Originally published on October 15, 2019
Lytle, Ozona, Del Rio, San Antonio––this fall started with visits to all parts of Senate District 19, giving me an opportunity to continue meeting constituents, catching up with old friends, updating everybody on the good work done in the 86th Texas Legislature.
A recent district tour included a town hall in Eagle Pass, coffee and donuts in Del Rio, lunch in Brackettville, and another town hall in Uvalde. Although my calendar has been packed with events, this was among the first hosted by my Senate office to connect with you. Thank you to the hundreds of folks who came out.
We have another town hall in Castroville this week and future events in west Texas and San Antonio. As always, watch this column, my social medias, and my Senate website to remain updated on all events. If you are a part of an organization and would like me to visit, please do not hesitate to contact my office.
A big event is around the corner that we should all participate in: Election Day. November 5, 2019 is Election Day in Texas, where citizens will vote on ten Constitutional Amendments plus various municipal and county decisions, depending on where you live. Early voting begins Monday, October 21. Please contact Texas Secretary of State or your local county clerk to see a sample ballot and find polling places.
Amending the Texas Constitution is no trivial task; I encourage Texas voters to take this responsibility seriously and explore all ten propositions on the ballot. Today I want to highlight two propositions in particular.
Proposition 4 prohibits the imposition of an income tax in the state of Texas. I remain fully supportive of prohibiting an income tax, allowing Texas families to keep more of their hard-earn money and preserving the Texas model of low taxation and regulation. Voting “For” prohibits the imposition of any possible income tax in the future; voting “Against” leaves the option of a future income tax open, should the Legislature decide to do so.
Proposition 5 redirects revenue of an existing sporting goods tax to the Texas Parks and Wildlife Department and the Texas Historical Commission to protect Texas’ parks and historic sites; the proposition does not create a new tax. The sporting goods sales tax is already collected from bicycles, hunting equipment, fishing tackle, and related items typically enjoyed in a state or local park.
For that reason, the Legislature has historically allocated most or all of the sporting goods sales tax to Texas Parks and Wildlife Department and the Texas Historical Commission. This proposition cements that status quo, guaranteeing the revenue in the future. Voting “For” this proposition guarantees Texas Parks and Wildlife Department and the Texas Historical Commission will receive sporting good sales tax revenue in the future; voting “Against” leaves the option open to future Legislatures.

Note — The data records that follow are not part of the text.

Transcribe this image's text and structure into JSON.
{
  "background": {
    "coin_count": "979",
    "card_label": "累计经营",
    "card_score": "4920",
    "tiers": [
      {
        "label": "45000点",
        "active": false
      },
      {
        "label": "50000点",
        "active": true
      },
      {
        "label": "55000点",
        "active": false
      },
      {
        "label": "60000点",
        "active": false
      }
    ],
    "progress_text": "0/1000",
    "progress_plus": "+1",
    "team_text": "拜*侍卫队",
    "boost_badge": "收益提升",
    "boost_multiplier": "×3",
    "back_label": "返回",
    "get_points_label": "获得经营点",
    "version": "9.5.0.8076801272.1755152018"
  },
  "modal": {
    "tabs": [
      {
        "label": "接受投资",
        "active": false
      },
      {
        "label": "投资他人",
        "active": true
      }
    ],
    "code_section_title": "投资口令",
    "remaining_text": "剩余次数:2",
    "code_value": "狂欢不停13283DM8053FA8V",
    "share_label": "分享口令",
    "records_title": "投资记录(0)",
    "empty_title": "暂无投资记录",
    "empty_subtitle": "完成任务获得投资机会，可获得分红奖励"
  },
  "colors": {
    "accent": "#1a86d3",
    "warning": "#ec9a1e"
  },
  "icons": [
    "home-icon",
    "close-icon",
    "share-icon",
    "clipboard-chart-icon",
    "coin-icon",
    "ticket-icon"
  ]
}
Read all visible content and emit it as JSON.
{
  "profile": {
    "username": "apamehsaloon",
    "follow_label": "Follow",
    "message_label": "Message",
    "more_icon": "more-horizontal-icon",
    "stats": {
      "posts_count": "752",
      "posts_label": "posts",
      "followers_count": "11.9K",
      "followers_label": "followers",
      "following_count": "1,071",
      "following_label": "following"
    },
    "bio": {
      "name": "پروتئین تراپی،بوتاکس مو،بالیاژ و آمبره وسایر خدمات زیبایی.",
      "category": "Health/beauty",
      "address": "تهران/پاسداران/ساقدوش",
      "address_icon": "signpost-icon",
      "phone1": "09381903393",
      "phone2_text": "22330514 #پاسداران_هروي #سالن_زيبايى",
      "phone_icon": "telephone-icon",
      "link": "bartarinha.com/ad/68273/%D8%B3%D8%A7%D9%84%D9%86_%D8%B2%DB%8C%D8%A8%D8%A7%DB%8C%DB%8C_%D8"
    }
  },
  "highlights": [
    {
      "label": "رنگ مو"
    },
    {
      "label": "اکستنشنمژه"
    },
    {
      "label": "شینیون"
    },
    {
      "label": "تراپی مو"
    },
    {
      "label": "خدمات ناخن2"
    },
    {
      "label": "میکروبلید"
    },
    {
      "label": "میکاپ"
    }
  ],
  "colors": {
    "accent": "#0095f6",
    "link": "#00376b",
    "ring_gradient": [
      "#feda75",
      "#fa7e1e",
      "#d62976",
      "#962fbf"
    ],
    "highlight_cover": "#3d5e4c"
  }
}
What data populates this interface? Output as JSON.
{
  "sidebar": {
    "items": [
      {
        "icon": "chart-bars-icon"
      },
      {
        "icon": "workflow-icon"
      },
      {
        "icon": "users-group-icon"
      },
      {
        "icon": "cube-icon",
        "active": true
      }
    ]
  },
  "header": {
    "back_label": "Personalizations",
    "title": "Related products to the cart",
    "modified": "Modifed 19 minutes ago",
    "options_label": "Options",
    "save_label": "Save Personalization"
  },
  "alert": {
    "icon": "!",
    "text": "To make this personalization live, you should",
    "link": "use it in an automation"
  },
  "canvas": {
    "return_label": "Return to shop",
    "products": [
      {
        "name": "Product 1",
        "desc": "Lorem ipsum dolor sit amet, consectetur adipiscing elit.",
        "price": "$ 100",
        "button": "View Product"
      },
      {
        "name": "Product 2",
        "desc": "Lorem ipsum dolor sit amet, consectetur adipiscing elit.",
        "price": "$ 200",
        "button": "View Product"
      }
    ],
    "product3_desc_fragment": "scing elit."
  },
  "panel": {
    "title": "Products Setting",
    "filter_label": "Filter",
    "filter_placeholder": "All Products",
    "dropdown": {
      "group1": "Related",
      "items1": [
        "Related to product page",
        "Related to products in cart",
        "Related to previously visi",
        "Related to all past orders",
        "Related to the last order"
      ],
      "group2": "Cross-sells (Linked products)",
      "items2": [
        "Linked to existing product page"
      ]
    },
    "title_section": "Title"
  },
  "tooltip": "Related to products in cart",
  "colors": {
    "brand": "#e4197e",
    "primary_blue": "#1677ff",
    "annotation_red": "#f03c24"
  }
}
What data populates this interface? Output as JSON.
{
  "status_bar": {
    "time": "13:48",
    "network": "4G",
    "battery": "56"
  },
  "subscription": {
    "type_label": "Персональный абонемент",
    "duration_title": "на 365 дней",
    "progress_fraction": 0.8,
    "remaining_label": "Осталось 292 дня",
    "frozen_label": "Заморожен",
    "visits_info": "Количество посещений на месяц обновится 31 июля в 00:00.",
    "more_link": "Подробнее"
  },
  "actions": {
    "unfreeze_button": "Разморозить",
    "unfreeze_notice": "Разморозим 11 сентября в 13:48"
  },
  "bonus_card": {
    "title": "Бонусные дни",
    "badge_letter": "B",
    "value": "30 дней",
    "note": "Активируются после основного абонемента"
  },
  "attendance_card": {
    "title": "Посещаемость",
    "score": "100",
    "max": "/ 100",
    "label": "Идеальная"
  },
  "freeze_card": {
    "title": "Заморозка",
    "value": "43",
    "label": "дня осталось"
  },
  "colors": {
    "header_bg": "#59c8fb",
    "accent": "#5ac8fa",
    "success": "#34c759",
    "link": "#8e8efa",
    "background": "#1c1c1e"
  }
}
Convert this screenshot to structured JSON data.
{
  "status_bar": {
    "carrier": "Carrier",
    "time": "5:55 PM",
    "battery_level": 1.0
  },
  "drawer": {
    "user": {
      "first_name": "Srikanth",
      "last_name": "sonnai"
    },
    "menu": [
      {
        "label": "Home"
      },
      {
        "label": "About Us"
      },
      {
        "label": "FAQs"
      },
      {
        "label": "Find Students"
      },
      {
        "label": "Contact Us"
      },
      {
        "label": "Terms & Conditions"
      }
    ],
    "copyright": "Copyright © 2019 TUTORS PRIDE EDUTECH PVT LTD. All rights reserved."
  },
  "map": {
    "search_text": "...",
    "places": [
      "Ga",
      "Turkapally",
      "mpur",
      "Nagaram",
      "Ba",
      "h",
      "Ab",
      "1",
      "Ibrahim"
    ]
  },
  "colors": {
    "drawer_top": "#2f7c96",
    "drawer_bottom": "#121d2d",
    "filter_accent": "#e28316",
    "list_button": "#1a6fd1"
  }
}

Have you checked your mailbox this week? My official Senate newsletter should be arriving any day now; this six-page newsletter goes into detail how my colleagues and I in the Texas Legislature worked for you, focusing on eight key policy areas from education to water rights. A hard copy of the newsletter was sent to every registered voter household in Senate District 19. The newsletter will also be available online at my Senate website, www.flores.senate.texas.gov.
Among the policy updates, the newsletter also includes the link to online survey. I need feedback from my constituents to serve you as a Texas Senator in the manner you deserve and expect. The survey takes around 5 minutes to complete; you can access the survey at the following link: www.senate.texas.gov/SD19survey.